Return on investment

Return on investment: Not applicable / Not available

Track record of sharing

As we mentioned, the DigiD national Digital Identity authentication system has replaced the previous medium-level security system. The system was developed for DigiD and the IB Group phased out its own separate system once the system was transferred to DigiD. The Dutch tax authorities have since adopted this SMS authentication system and are DigiD’s largest customer. Needless to say this has endorsed the use of the system and all of the parties involved have benefited as a result – the IB Group and the tax authorities because a jointly used system that provides the requisite level of security is more cost effective and more reliable, and DigiD because the IB Group and the tax authorities provide services that citizens use on a large scale, so citizens have been encouraged to start using DigiD as an authentication system (image and upscaling). A win win situation. Furthermore, the software supplier that supplies the basic software for this form of authentication supplies the software as open-source software, which lowers resistance to use. Commercial organisations (such as the Postbank, www.postbank.nl) have also started using SMS authentication and allow their customers to access their details using exactly the same method of authentication. The IB Group is also involved in the development of a single national portal – the so-called Personal Internet Page (http://www.e-overheid.nl/sites/pip//) – that will enable citizens to view and (in due course) change all of the information that the government has on file for them. Functionalities developed within My IB Group will also be available within this national portal, which will be secured by DigiD medium-level security. The IB Group is also involved in establishing benchmarks and conducting scientific research, in which the leading role that the IB Group has played in implementing Multi Channel Management has been emphasised on several occasions.
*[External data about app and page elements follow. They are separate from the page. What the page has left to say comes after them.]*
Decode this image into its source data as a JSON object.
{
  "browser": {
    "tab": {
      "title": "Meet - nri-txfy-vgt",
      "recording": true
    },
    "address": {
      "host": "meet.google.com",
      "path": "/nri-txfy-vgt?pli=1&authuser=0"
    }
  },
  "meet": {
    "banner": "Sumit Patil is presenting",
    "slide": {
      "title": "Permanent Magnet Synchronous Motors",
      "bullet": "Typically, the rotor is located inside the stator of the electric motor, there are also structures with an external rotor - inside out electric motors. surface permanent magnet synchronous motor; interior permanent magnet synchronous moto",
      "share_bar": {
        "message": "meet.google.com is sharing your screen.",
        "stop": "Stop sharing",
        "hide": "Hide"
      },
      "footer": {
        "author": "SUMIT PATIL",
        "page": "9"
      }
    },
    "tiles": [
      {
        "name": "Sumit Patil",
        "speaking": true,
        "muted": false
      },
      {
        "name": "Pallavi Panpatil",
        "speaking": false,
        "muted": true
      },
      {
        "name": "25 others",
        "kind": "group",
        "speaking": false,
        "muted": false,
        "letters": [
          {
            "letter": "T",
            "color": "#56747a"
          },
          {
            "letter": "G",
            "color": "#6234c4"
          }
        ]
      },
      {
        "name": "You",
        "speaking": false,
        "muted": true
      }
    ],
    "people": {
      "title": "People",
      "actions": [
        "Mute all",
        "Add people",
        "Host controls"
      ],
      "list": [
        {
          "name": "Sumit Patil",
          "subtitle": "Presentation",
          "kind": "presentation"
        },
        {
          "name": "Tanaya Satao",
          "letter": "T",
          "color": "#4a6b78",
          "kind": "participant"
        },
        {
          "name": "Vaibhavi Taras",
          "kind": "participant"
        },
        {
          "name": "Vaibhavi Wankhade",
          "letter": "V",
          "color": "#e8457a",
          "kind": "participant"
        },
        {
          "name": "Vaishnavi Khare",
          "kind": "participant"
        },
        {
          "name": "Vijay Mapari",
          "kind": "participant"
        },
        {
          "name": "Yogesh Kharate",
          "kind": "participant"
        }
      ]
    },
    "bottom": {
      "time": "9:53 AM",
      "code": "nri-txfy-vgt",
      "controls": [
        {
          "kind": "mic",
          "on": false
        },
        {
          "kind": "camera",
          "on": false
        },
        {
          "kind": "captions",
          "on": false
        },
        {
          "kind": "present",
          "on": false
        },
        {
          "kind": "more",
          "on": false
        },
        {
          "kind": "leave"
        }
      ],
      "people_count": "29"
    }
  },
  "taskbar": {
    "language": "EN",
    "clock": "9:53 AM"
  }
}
Lessons learnt

• Work from the outside inwards. Cut up the process and earmark the aspects that are most relevant to the customer. Then complete the process by realising those aspects that are not immediately visible to the customer, provided of course that this is possible. For example, only few customers knew that the changes submitted through the change application on the Internet were processed manually. To customers it seemed to be an automatic process. The changes thus received, however, were processed quicker to emphasise to customers the advantage of reporting changes online. The group of customers who used these applications were, in principle, the first customers who later switched effortlessly to the portal to submit changes which are now being processed automatically. Select a security facility that is in line with the target group. Nobody is waiting for an other bank-type card or chip card (with reader). Where possible, use facilities with which customers are already familiar. What has made Mijn IB-Groep such a success and, particularly, the degree to which customers promote it to others, is mostly due to the text messaging access security facility used. In other words, thoroughly analyse your target group and see how it communicates. • Involve staff with expertise and experience to contribute their ideas to the project during its implementation. They know the questions customers have, they know what irritates customers. Their input is often highly relevant. Moreover, its advantage over a customer survey is that they can often relate the problems to the existing systems and the regulations to be implemented. In addition, (virtually) all staff members are Internet users. As customers of numerous other organisations they have lots of pointers and tricks. • Having dealt with the technical implementation of the system or application it is essential to maintain and manage the system in a systematic way. From the point of view of business, it is also essential to keep monitoring the effectiveness of the services provided. The return on investment must be as high as possible and everything needs to be tightly and competently managed. If something is not sufficiently productive, phase it out. Without sufficient customer contact volumes there is absolutely no reason for the existence of any electronic service whatsoever.

Scope: National